How many times have you taken your car to the shop for an issue only to find out that the repair cost is going to involve signing over your firstborn and/or a limb? Rest assured, fellow victims, in the knowledge that all may not be lost. Many jobs that sound complicated are easy to do yourself, which can save you tons of money and time.
Just over a year ago, after a day or two of running roughly, my car began proudly displaying its check engine light. Many of you have seen that same light and understand how unsettling it is to have a constant illuminated reminder that you need to be concerned about your car’s ability to get you from point ‘A’ to point ‘B’. I took my car to the shop to find that the camshaft position sensor had failed and needed to be replaced. The camshaft position sensor is under the upper intake on my car and is listed in the Great and Mystical Shop Book as a 2-hour job. The part was $110 and the total cost, including labor was $270. I begrudgingly shelled out the money as I had no idea how to fix it myself. Recently, my check engine light came on again. I took it to my local auto parts store where they diagnose check engine lights for free to find that, unbelievably, a year and 9 days after putting a new one in, my camshaft position sensor had failed again.
I took my car to the shop with my receipt in hand believing that they would replace the part for me as I have spent a good deal of money with them—I was wrong. The part was warranted for 1 year—not 1 year and 9 days. They let me know that the cost to replace my camshaft position sensor would be $270 (again). According to the manager, the entire upper intake must be disconnected and removed in order to get to the part which is why 2 hours of shop time must be scheduled.

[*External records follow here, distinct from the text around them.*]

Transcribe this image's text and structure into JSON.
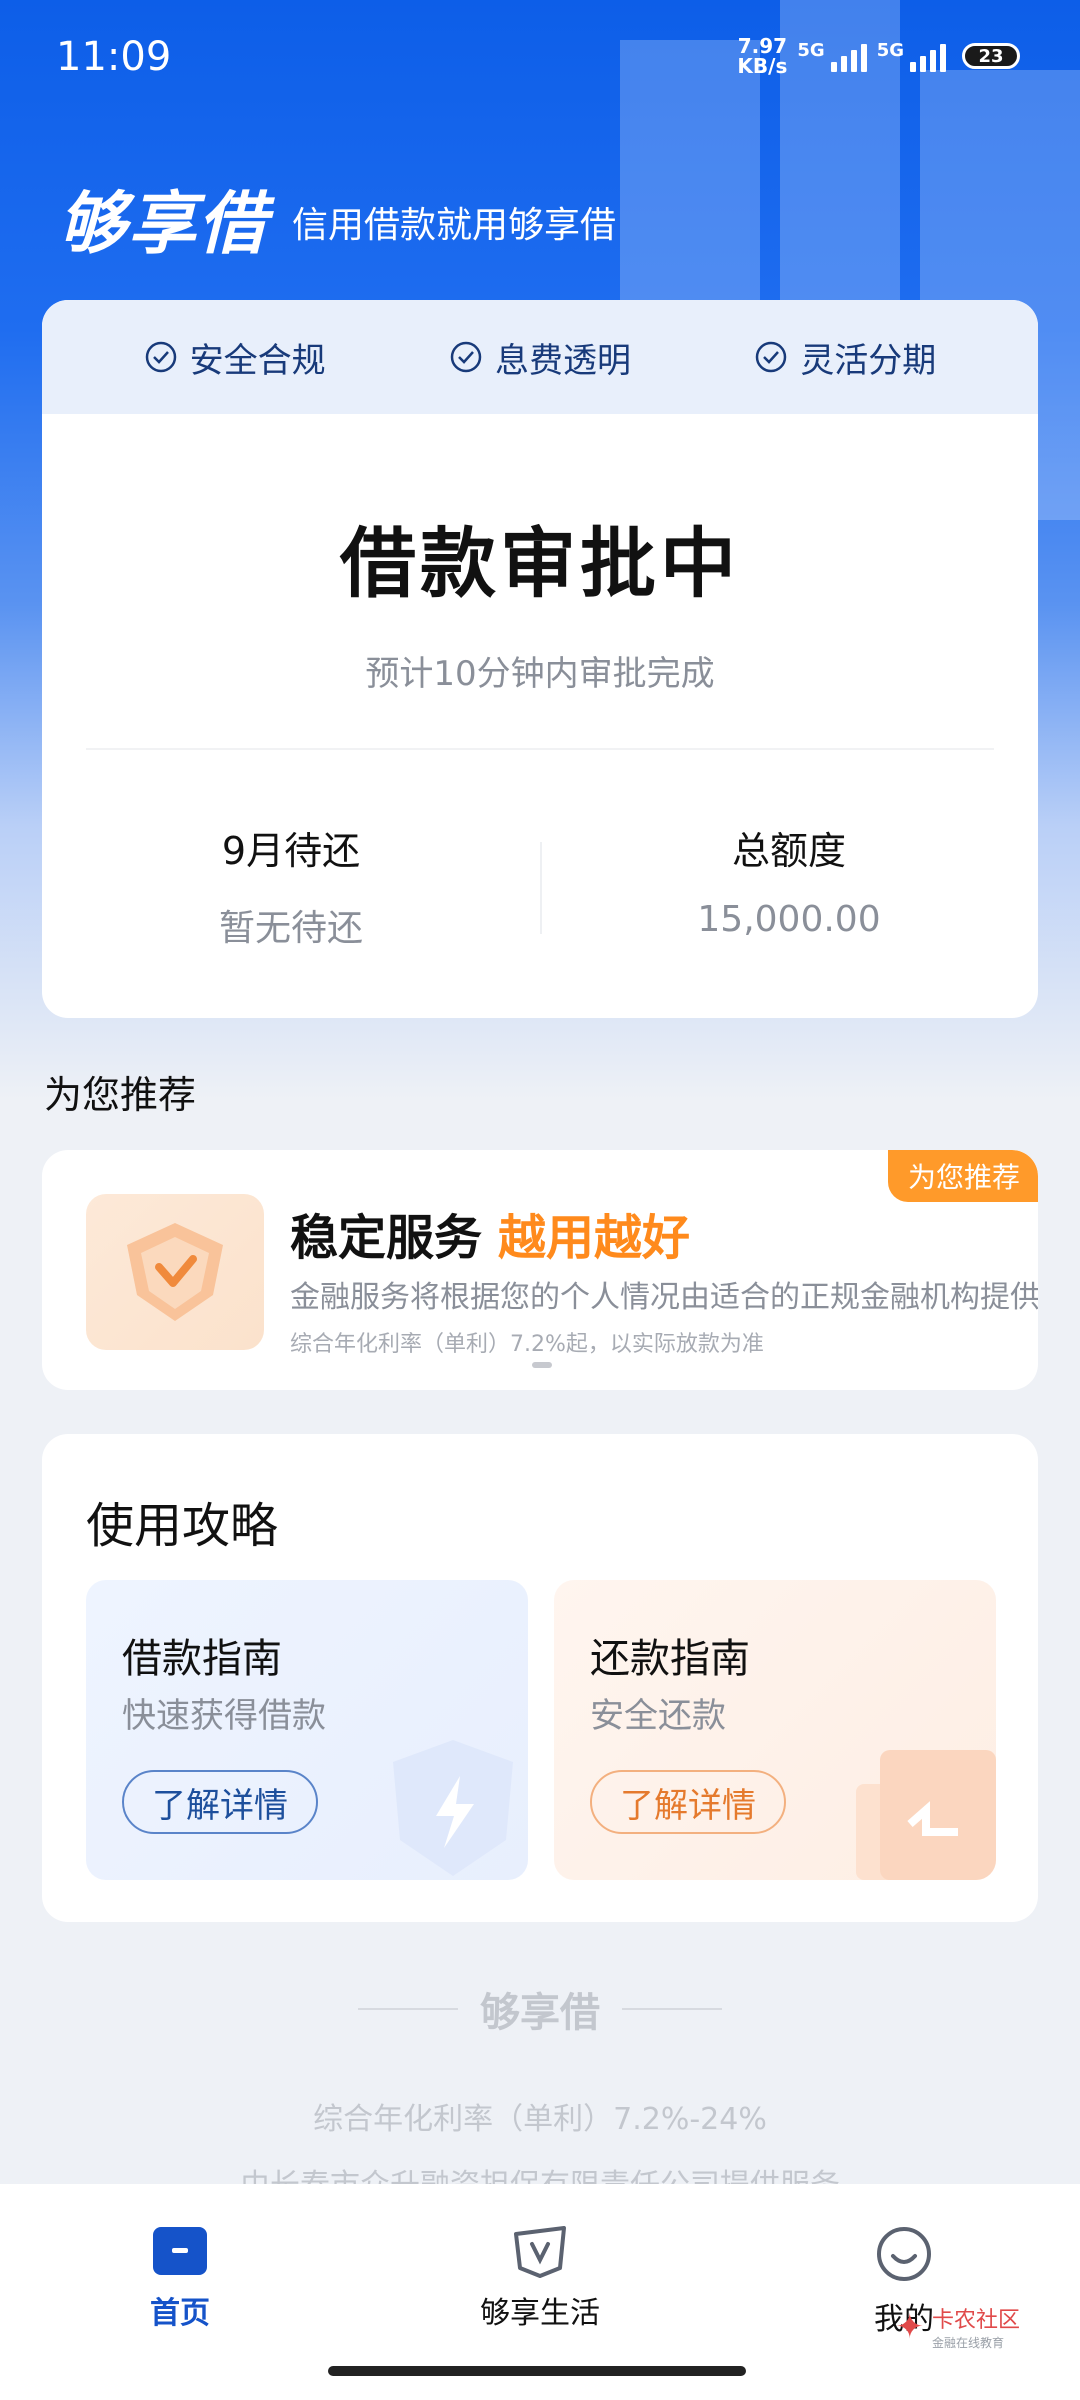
{
  "status_bar": {
    "time": "11:09",
    "net_speed_value": "7.97",
    "net_speed_unit": "KB/s",
    "signal_1": "5G",
    "signal_2": "5G",
    "battery": "23"
  },
  "brand": {
    "logo": "够享借",
    "slogan": "信用借款就用够享借"
  },
  "badges": [
    "安全合规",
    "息费透明",
    "灵活分期"
  ],
  "approval": {
    "title": "借款审批中",
    "subtitle": "预计10分钟内审批完成"
  },
  "stats": {
    "pending_label": "9月待还",
    "pending_value": "暂无待还",
    "limit_label": "总额度",
    "limit_value": "15,000.00"
  },
  "recommend": {
    "section_title": "为您推荐",
    "tag": "为您推荐",
    "title": "稳定服务",
    "highlight": "越用越好",
    "description": "金融服务将根据您的个人情况由适合的正规金融机构提供",
    "note": "综合年化利率（单利）7.2%起，以实际放款为准"
  },
  "guide": {
    "title": "使用攻略",
    "loan": {
      "title": "借款指南",
      "subtitle": "快速获得借款",
      "button": "了解详情"
    },
    "repay": {
      "title": "还款指南",
      "subtitle": "安全还款",
      "button": "了解详情"
    }
  },
  "footer": {
    "brand": "够享借",
    "rate": "综合年化利率（单利）7.2%-24%",
    "provider": "由长春市众升融资担保有限责任公司提供服务"
  },
  "tabs": [
    {
      "label": "首页",
      "icon": "home-icon",
      "active": true
    },
    {
      "label": "够享生活",
      "icon": "life-icon",
      "active": false
    },
    {
      "label": "我的",
      "icon": "profile-icon",
      "active": false
    }
  ],
  "watermark": {
    "main": "卡农社区",
    "sub": "金融在线教育"
  },
  "colors": {
    "brand_blue": "#1553c9",
    "accent_orange": "#ff8a1c"
  }
}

There was no way that shop was going to get another dime of my money so I decided to do the job myself…no matter how long it took. After some searches on the web (vehicle-specific forums are a great resource), I began to gain some hope. As I researched my issue, I found that other owners claimed there was a “shop trick” that would reduce the removal and installation time to less than a half hour. Rather than disconnecting and removing the upper intake, the bolts on the top and front of the intake can be loosened enough to allow the front of the intake to be raised a couple of inches, providing ample clearance for the removal and installation of the camshaft position sensor, which is connected to the vehicle with one bolt and one wire.

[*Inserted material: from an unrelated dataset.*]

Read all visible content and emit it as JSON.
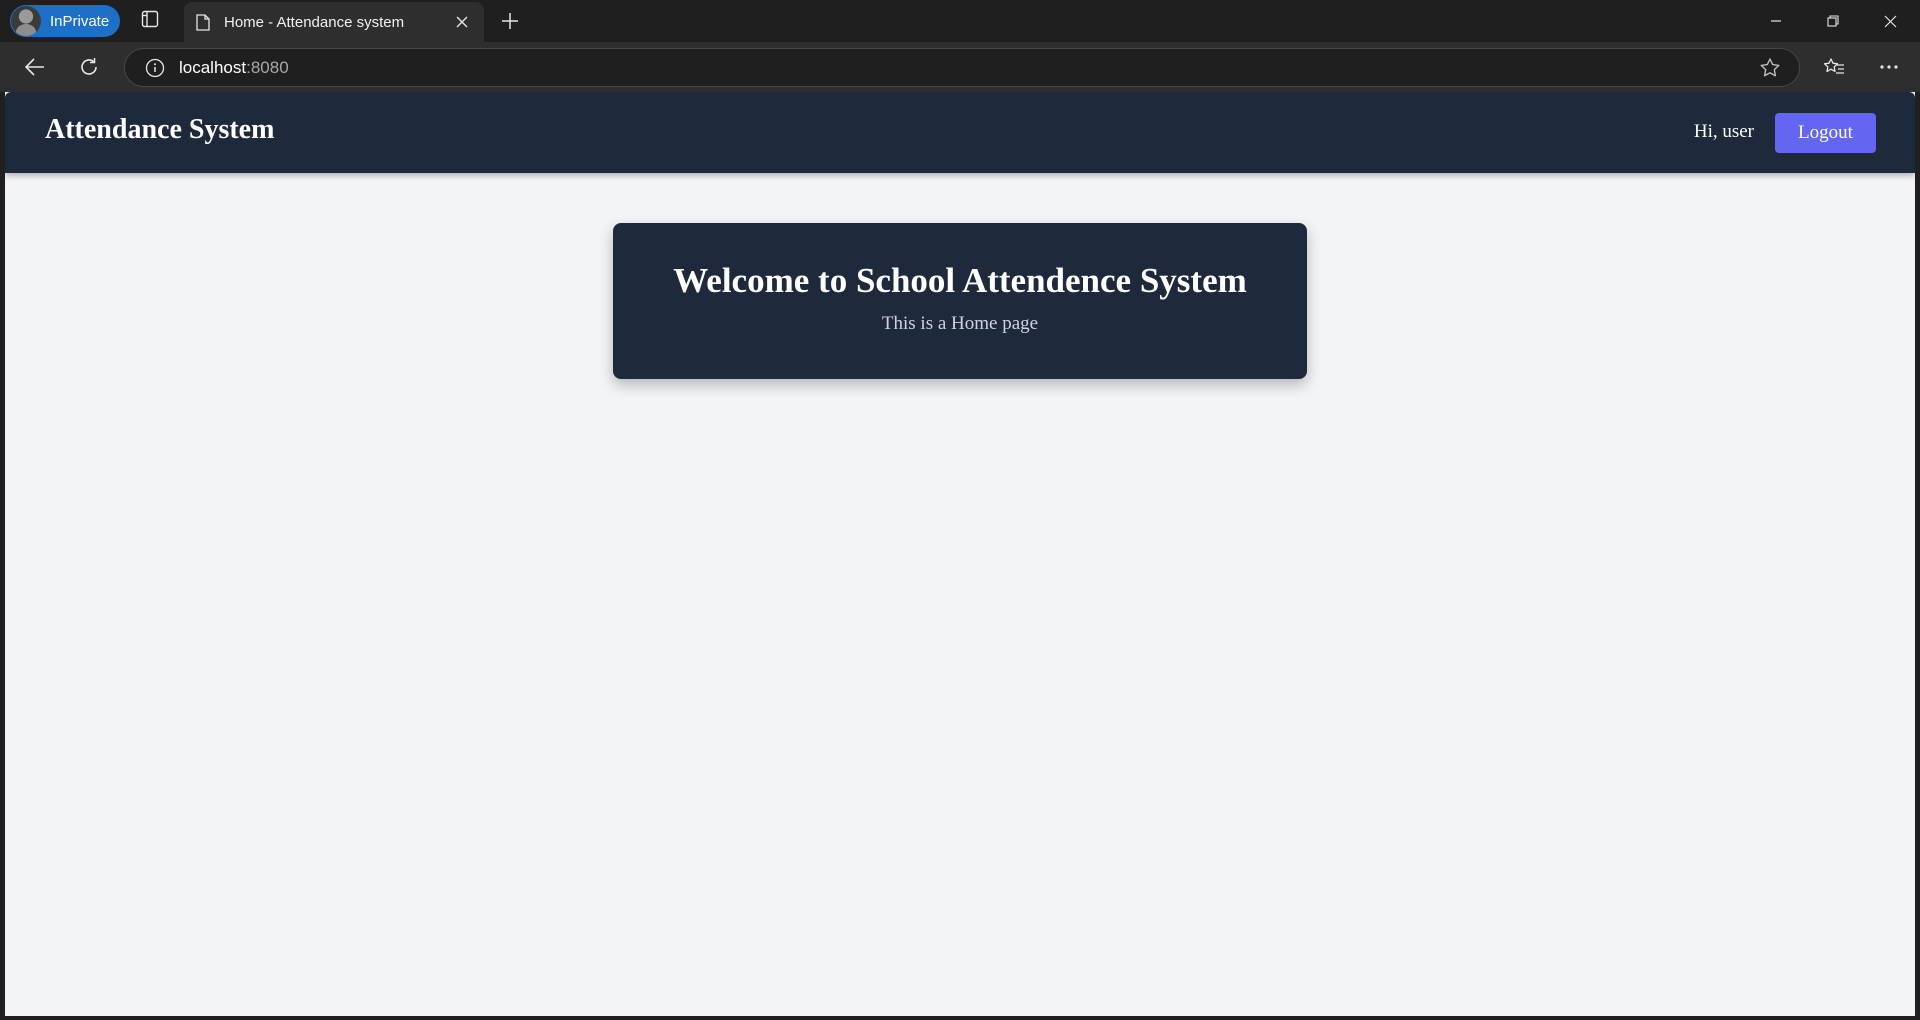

I was pleased to find the part for $47 (not $110) at my local parts store. Using the tips I found in the forums I researched, I had the job done in less than 20 minutes (including finding and putting away my tools). Because I took the time to learn a little bit about my issue, I saved $220 and a good deal of time at the shop.

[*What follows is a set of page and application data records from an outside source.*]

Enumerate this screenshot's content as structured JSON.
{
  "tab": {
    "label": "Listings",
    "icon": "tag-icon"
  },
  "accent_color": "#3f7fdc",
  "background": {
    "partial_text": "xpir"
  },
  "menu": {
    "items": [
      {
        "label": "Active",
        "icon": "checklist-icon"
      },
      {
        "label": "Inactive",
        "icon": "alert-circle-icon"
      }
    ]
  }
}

There are plenty of opportunities to save money on car repairs if you are willing to give just a little time and effort. Some components on modern vehicles are best left to the professionals when they fail, but many parts are easy to get to and can quickly and easily be removed and replaced by anybody with a willingness to turn a wrench and maybe get a little dirty. Do your research and do it yourself.